--- Task statement ---
The answer must reproduce all of the data below exactly and contain no images.

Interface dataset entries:
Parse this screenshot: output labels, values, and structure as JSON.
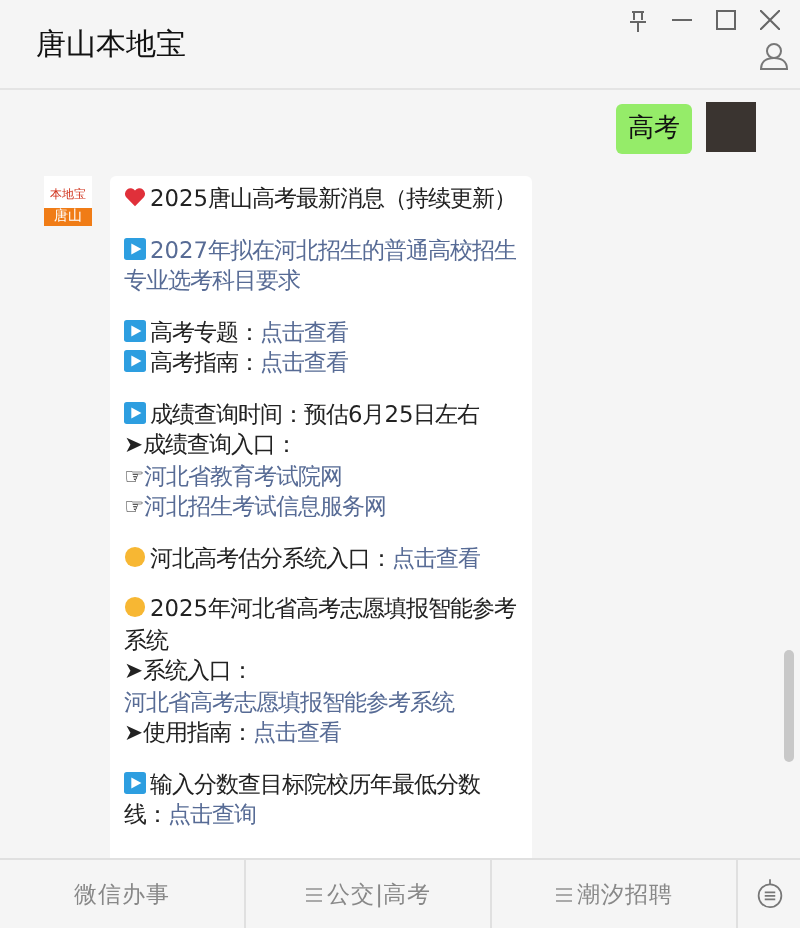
{
  "window": {
    "title": "唐山本地宝"
  },
  "messages": [
    {
      "kind": "user",
      "text": "高考"
    },
    {
      "kind": "bot",
      "logo": {
        "top": "本地宝",
        "bottom": "唐山"
      },
      "paragraphs": [
        [
          {
            "kind": "heart",
            "text": "2025唐山高考最新消息（持续更新）"
          }
        ],
        [
          {
            "kind": "play",
            "link": "2027年拟在河北招生的普通高校招生专业选考科目要求"
          }
        ],
        [
          {
            "kind": "play",
            "text": "高考专题：",
            "link": "点击查看"
          },
          {
            "kind": "play",
            "text": "高考指南：",
            "link": "点击查看"
          }
        ],
        [
          {
            "kind": "play",
            "text": "成绩查询时间：预估6月25日左右"
          },
          {
            "kind": "plain",
            "text": "➤成绩查询入口："
          },
          {
            "kind": "plain",
            "text": "☞",
            "link": "河北省教育考试院网"
          },
          {
            "kind": "plain",
            "text": "☞",
            "link": "河北招生考试信息服务网"
          }
        ],
        [
          {
            "kind": "coin",
            "text": "河北高考估分系统入口：",
            "link": "点击查看"
          }
        ],
        [
          {
            "kind": "coin",
            "text": "2025年河北省高考志愿填报智能参考系统"
          },
          {
            "kind": "plain",
            "text": "➤系统入口：",
            "link": "河北省高考志愿填报智能参考系统"
          },
          {
            "kind": "plain",
            "text": "➤使用指南：",
            "link": "点击查看"
          }
        ],
        [
          {
            "kind": "play",
            "text": "输入分数查目标院校历年最低分数线：",
            "link": "点击查询"
          }
        ]
      ]
    }
  ],
  "menu": [
    {
      "kind": "plain",
      "label": "微信办事"
    },
    {
      "kind": "submenu",
      "label": "公交|高考"
    },
    {
      "kind": "submenu",
      "label": "潮汐招聘"
    }
  ]
}
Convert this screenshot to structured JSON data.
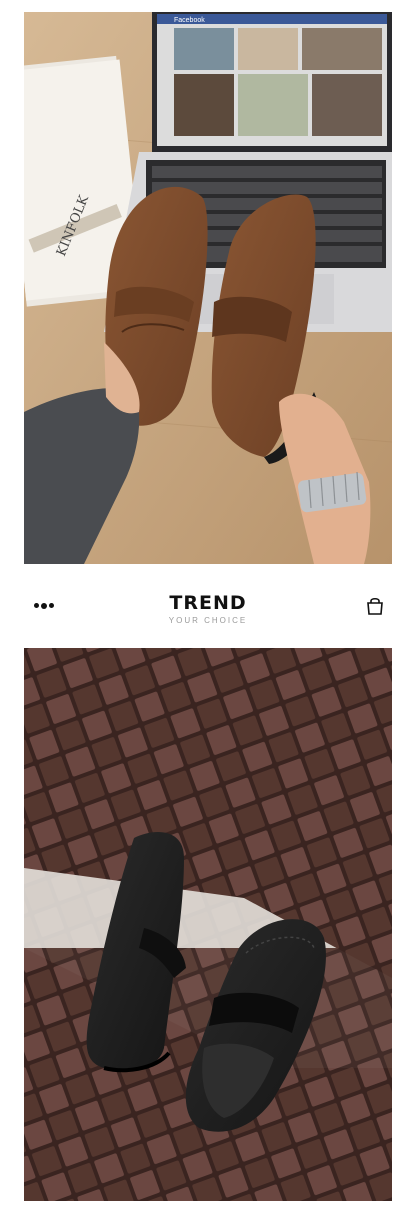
{
  "trend_bar": {
    "title": "TREND",
    "subtitle": "YOUR CHOICE",
    "menu_icon": "dots-menu-icon",
    "bag_icon": "shopping-bag-icon"
  },
  "top_photo": {
    "laptop_screen_label": "Facebook",
    "book_spine_text": "KINFOLK",
    "shoe_color": "#7a4a2a"
  },
  "bottom_photo": {
    "shoe_color": "#1c1c1c",
    "weave_color": "#5a3a33"
  }
}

--- Task output ---
Parse this screenshot: output labels, values, and structure as JSON.
{
  "window": {
    "title": "唐山本地宝"
  },
  "messages": [
    {
      "kind": "user",
      "text": "高考"
    },
    {
      "kind": "bot",
      "logo": {
        "top": "本地宝",
        "bottom": "唐山"
      },
      "paragraphs": [
        [
          {
            "kind": "heart",
            "text": "2025唐山高考最新消息（持续更新）"
          }
        ],
        [
          {
            "kind": "play",
            "link": "2027年拟在河北招生的普通高校招生专业选考科目要求"
          }
        ],
        [
          {
            "kind": "play",
            "text": "高考专题：",
            "link": "点击查看"
          },
          {
            "kind": "play",
            "text": "高考指南：",
            "link": "点击查看"
          }
        ],
        [
          {
            "kind": "play",
            "text": "成绩查询时间：预估6月25日左右"
          },
          {
            "kind": "plain",
            "text": "➤成绩查询入口："
          },
          {
            "kind": "plain",
            "text": "☞",
            "link": "河北省教育考试院网"
          },
          {
            "kind": "plain",
            "text": "☞",
            "link": "河北招生考试信息服务网"
          }
        ],
        [
          {
            "kind": "coin",
            "text": "河北高考估分系统入口：",
            "link": "点击查看"
          }
        ],
        [
          {
            "kind": "coin",
            "text": "2025年河北省高考志愿填报智能参考系统"
          },
          {
            "kind": "plain",
            "text": "➤系统入口：",
            "link": "河北省高考志愿填报智能参考系统"
          },
          {
            "kind": "plain",
            "text": "➤使用指南：",
            "link": "点击查看"
          }
        ],
        [
          {
            "kind": "play",
            "text": "输入分数查目标院校历年最低分数线：",
            "link": "点击查询"
          }
        ]
      ]
    }
  ],
  "menu": [
    {
      "kind": "plain",
      "label": "微信办事"
    },
    {
      "kind": "submenu",
      "label": "公交|高考"
    },
    {
      "kind": "submenu",
      "label": "潮汐招聘"
    }
  ]
}
Convert this screenshot to structured JSON data.
{
  "trend_bar": {
    "title": "TREND",
    "subtitle": "YOUR CHOICE",
    "menu_icon": "dots-menu-icon",
    "bag_icon": "shopping-bag-icon"
  },
  "top_photo": {
    "laptop_screen_label": "Facebook",
    "book_spine_text": "KINFOLK",
    "shoe_color": "#7a4a2a"
  },
  "bottom_photo": {
    "shoe_color": "#1c1c1c",
    "weave_color": "#5a3a33"
  }
}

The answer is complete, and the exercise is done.